Maestro guest functions

MaestroNG passes into your container’s environment a lot of information that you might need for your application to run: port numbers that you have defined in your environment configuration file, addresses and ports of your dependencies, etc. All these environment variables are defined and documented in How Maestro orchestrates and service auto-configuration.

In order to make groking this environment information easier, MaestroNG provides a Python module of “guest functions” that allow you to write simple container init scripts in Python that act as the glue between this information and your application’s configuration before starting the application itself.

A common use case, for example, is to get your ZooKeeper connection string from this environment – the rest you usually find in ZooKeeper itself via service discovery.

Basic usage

To make use of the Maestro guest utils functions, you’ll need to have the Maestro package installed inside your container. You can easily achieve this by adding the following to your Dockerfile:

ENV DEBIAN_FRONTEND noninteractive
RUN apt-get update \
  && apt-get -y install python python-pip \
  && apt-get clean
RUN pip install maestro-ng

Then, from your Python script, simply do:

from maestro.guestutils import *

And you’re ready to go! Feel free to change the import * to the list of specific functions you actually need in your script.


Here’s a summary of the functions available at your disposal that will make your life much easier. All the examples given here are based on the [Zookeeper+Kafka example environment](examples/zookeeper+kafka.yaml), and assumed to be executed from within the kafka-2 container.


Returns the name of the environment as defined in the description file. Could be useful to namespace information inside ZooKeeper for example.

>> get_environment_name()

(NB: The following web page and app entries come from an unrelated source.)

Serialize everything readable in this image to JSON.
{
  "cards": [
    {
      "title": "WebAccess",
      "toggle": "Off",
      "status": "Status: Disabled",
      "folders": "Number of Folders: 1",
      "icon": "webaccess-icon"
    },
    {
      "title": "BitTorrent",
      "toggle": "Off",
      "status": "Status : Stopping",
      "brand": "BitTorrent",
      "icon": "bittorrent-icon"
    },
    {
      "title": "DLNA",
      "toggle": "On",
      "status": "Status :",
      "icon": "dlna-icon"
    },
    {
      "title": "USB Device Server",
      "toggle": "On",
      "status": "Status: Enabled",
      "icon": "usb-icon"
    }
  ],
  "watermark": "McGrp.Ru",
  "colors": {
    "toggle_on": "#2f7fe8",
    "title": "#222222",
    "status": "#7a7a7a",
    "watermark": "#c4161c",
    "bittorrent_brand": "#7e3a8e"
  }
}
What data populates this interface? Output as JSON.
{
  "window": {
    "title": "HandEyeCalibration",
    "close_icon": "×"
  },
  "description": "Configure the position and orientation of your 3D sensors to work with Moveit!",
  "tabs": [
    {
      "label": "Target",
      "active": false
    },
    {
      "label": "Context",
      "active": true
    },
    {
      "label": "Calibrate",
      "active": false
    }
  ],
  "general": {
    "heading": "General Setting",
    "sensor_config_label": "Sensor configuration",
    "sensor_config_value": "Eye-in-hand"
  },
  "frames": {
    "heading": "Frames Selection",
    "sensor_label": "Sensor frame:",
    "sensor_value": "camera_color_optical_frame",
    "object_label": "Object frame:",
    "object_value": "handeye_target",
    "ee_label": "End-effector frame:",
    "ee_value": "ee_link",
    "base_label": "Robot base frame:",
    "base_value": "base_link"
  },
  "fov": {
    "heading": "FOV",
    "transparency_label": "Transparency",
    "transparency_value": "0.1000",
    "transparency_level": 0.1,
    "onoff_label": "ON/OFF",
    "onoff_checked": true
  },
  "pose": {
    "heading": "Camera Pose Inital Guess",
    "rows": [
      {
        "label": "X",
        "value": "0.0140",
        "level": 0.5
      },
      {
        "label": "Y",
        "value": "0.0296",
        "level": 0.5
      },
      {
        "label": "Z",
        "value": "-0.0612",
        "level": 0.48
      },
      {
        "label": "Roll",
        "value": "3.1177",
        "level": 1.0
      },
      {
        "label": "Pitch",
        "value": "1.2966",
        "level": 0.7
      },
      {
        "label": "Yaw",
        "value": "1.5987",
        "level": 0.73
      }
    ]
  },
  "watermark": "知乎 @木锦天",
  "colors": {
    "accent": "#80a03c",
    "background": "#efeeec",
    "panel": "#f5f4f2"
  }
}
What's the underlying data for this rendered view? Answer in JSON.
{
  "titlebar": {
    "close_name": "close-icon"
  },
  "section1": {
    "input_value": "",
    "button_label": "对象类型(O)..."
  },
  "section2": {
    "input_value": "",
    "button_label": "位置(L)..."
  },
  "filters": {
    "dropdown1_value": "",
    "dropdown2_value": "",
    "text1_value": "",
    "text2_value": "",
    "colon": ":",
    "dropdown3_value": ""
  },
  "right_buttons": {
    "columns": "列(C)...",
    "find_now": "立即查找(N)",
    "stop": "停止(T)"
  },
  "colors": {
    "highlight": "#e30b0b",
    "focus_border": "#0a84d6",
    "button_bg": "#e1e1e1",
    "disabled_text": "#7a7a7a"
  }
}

Returns the name of the service the container is a member of.

>> get_service_name()


Returns the name of the container instance.

>> get_container_name()


Returns the IP address or hostname of the host of the container. Useful if your application needs to advertise itself to some service discovery system with its publicly reachable address. This would be in our example.

>> get_container_host_address()


Returns the IP address assigned to the container itself by Docker (its private IP address). This is normally the IP address Docker assigned to the eth0 interface inside the container and is usually in the subnet.

>> get_container_internal_address()
# Might be different depending on the number of running containers on
# that host.

get_port(name, default=None)

Returns the exposed internal port number of a given named port for the current container. This is the port number your application uses _inside_ the container. This is useful to automatically configure the port your application should use directly from what you have specified in your environment file.

If no default is provided and the port name does not exist, the function will throw a MaestroEnvironmentError exception.

>> get_port('broker')

>> get_port('unknown', 42)

>> get_port('unknown')
# MaestroEnvironmentError gets raised

get_node_list(service, ports=[], minimum=1)

This function is one of the most useful of the set. It takes in a service name and an optional list of port names and returns the list of IP addresses/hostname of the containers of that service. For each port specified, in order, it will append :<port number> to each host with the external port number.

The minimum parameter allows for specifying a minimum number of hosts to return, under which the function will throw a MaestroEnvironmentError exception. This helps enforce the presence of at least N hosts of that service you depend on in the environment.

Back to our example, you can return the list of ZooKeeper endpoints with their client ports by calling:

>> get_node_list('zookeeper', ports=['client'])
['', '', '']

>> get_node_list('zookeeper', ports=['client', 'peer'])
['', '', '']

Note that Maestro provides information about all your declared dependencies in your environment, but also the information about all the instances of your service itself, so you can easily get a node list of your peers:

>> get_node_list(get_service_name(), ports=['broker'])
['', '', '']

get_specific_host(service, container)

Returns the hostname or IP address of a specific container from a given service.

>> get_specific_host('zookeeper', 'zk-node-2')

get_specific_port(service, container, port, default=None)

Returns the external port number of a specific named port of a given container. This is the externally reachable, routed port number for that particular target.

>> get_specific_port('zookeeper', 'zk-node-2', 'client')

get_specific_exposed_port(service, container, port, default=None)

Returns the exposed internal port number of a specific named port of a given container. This is rarely needed (but is used internally by get_port()).

>> get_specific_exposed_port('zookeeper', 'zk-node-2', 'client')